K. Tempest Bradford, author of “Different Day”

What’s was the genesis of the story–what was the inspiration for it, or what prompted you to write it?

I watch a lot of SF movies and television shows and grow annoyed with missed chances at depth. I’m especially an un-fan of the idea that alien races all have a monoculture. Like on Star Trek, when they go to alien planets, they generally deal with one government, one group of people, one culture, as if that planet is made up of one huge, happy group who work together and have no internal differences. To be fair, Star Trek also paints earth with this brush — in the future all humans are one culture: American!

I also take issue with the notion that should aliens come to this planet, their first stop would be the White House. One thing I love about Doctor Who is how UK-centric it is. When the aliens come to earth in the Whoniverse, their first stop is Downing Street. Love it! Of course, it’s the same problem, but as an American, I appreciate the fresh outlook.

So I started thinking about what it would be like if the aliens that came here had the same problems we have — fighting between groups and cultures and such, also sketchy colonial attitudes. I also thought it would be nice to show that they wouln’t necessarily come to America first, or, if they did, it wouldn’t be because they think we’re superior.

Was this story a particularly challenging one to write? If so, how?

Getting the voice right was a big challenge. And modifying the text a bit to note the change in our real life political climate.

Most authors say all their stories are personal. If that’s true for you, in what way was this story personal to you?

I’ve made a point of setting stories in Ohio for the past few years because I grew up there and I have a lot of mixed feelings about it. Until this last election it was a solidly red state as far as national politics, but internally there’s a lot of complexity. And while I did my best to get as far away as soon as I could, I have never been able to paint Ohio as a lost cause, a hick state, or the den of conservative evil that people from the coasts or even the southwest tend to do. One of the reasons for giving my character the voice he had and explicity setting the story in Ohio was to challenge that stereotype on the way to poking some other tropes.

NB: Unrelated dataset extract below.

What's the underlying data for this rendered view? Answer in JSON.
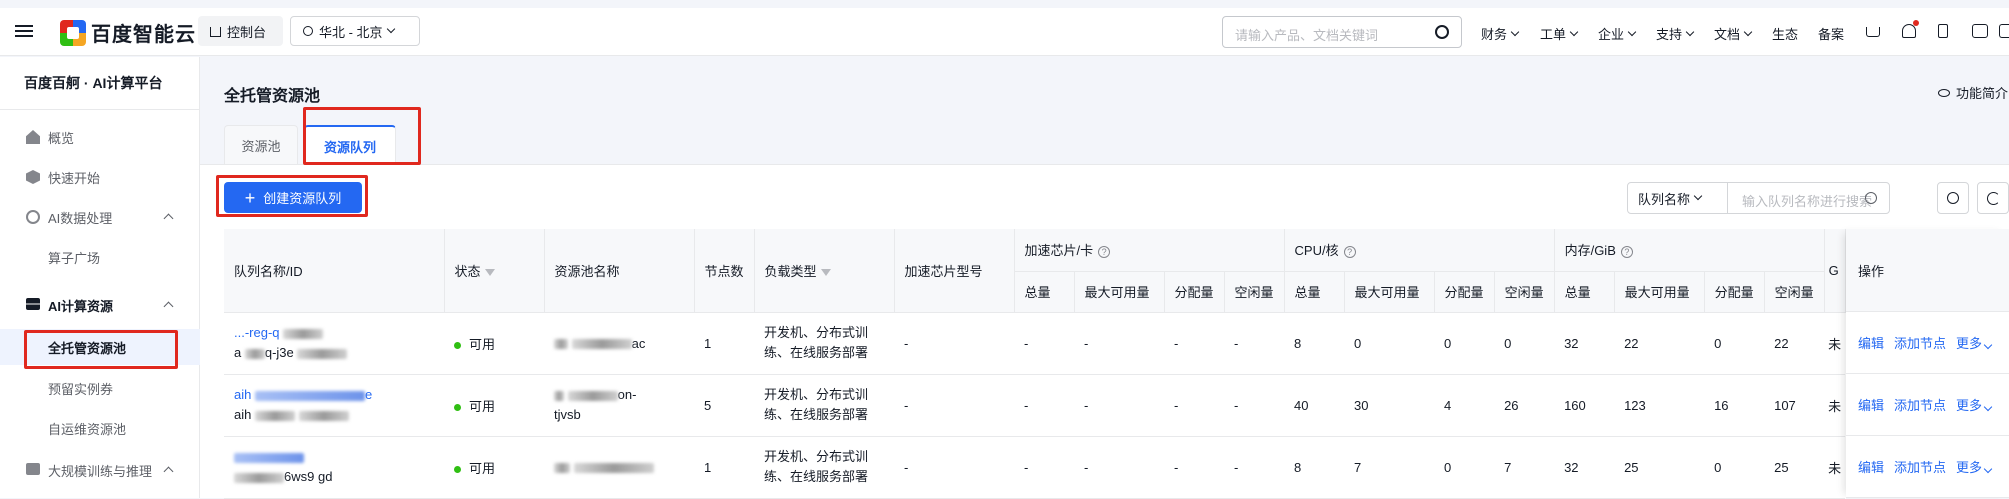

What is the appeal of this type of fiction–stories that take place in interstellar societies? Why do so many writers–or you yourself–write about it? Why do readers and film viewers love it so much?

For me, I just like the idea that someday people will have a bigger stage to play out our dramas on. I also like the idea that though having to deal with intergallacticness will change us, in many ways we’ll stay the same. I’m also a huge culture geek, and I live for the stories and epiodes and movies where I’m shown a truly interesting culture and, even better, that culture is not made out to be inferior to our own.

Also, as with most SF, it’s a great way to explore the problems we face without having to be direct about it. We haven’t moved on much from that classic Star Trek episode with the two-toned people fighting to extinction over “nothing” (which is everything).

What are some of your favorite examples of interstellar SF, and what makes them your favorites?

I have always loved how messy and complicated the Star Wars universe is. I also always mean to read more of LeGuin’s Hainish novels, because the world she spins there is so deep and interesting.

Anything else you’d like to add?

Visual media first showed me the possibility of traveling to other worlds, but fiction has always been better at making me think about the real implications of doing so.